The French parliament has voted to extend the country's state of emergency by a further three months, allowing authorities to carry out police raids and put people under house arrest without prior authorisation of a judge.
French President Francois Hollande had pushed for the extension of the state of emergency, which has been in place since November 13, 2015, when armed attackers killed at least 130 people across various locations in Paris.
Emergency rule will now be extended until at least May 26, following the vote by the National Assembly on Tuesday.
Deputies gave the green light by 212 votes to 31 with three abstentions, a day after the upper house, the Senate, approved the extension by overwhelming majority.
Interior Minister Bernard Cazeneuve argued in Tuesday's debate that the threat of new "terrorist" violence remains very high.
The decision comes despite rights groups saying the state of emergency undermined fundamental freedoms.
Human Rights Watch and Amnesty International published separate research at the beginning of February, pointing to cases in which excessive force had been used in raids, leading to human rights violations including violence.
The November 13 attacks were claimed by the Islamic State of Iraq and the Levant (ISIL) group.
ISIL's claim triggered a backlash against Muslim communities - not just in France, but across Europe and elsewhere.

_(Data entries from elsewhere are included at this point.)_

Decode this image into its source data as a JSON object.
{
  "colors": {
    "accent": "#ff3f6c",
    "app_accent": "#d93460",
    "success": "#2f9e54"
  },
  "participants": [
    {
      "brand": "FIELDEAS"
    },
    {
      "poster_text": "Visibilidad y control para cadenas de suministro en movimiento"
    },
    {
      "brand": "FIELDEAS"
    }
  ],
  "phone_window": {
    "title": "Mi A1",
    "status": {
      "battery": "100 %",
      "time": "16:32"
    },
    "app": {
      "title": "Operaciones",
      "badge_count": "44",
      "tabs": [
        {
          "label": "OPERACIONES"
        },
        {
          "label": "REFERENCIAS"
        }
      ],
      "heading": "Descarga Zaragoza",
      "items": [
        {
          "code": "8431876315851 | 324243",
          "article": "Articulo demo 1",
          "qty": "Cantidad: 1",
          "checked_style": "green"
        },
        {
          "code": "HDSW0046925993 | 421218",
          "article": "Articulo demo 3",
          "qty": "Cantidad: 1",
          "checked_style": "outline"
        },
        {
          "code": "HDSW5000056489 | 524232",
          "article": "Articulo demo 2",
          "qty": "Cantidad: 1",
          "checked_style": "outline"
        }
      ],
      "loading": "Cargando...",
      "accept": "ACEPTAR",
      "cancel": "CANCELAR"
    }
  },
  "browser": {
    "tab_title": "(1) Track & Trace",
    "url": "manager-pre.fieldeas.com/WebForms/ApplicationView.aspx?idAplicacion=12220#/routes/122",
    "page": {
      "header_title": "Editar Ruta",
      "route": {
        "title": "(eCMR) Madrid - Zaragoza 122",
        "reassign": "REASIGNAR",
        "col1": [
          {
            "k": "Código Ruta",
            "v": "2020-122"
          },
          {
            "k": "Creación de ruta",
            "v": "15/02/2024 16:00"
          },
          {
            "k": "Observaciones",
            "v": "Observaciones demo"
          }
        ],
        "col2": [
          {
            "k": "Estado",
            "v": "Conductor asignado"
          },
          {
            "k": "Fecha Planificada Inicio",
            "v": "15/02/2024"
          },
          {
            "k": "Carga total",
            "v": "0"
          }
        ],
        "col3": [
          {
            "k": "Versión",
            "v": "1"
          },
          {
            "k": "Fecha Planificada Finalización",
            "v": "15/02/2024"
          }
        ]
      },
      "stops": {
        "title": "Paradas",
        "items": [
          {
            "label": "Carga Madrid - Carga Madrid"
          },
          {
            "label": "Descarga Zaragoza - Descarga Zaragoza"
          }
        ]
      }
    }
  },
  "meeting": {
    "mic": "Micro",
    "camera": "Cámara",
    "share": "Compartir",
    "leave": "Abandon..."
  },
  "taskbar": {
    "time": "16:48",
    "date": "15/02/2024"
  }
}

There are between 5.5 million and 6.2 million Muslims in France, or roughly 7.6 percent of the total population - making the group the largest Muslim minority in Europe.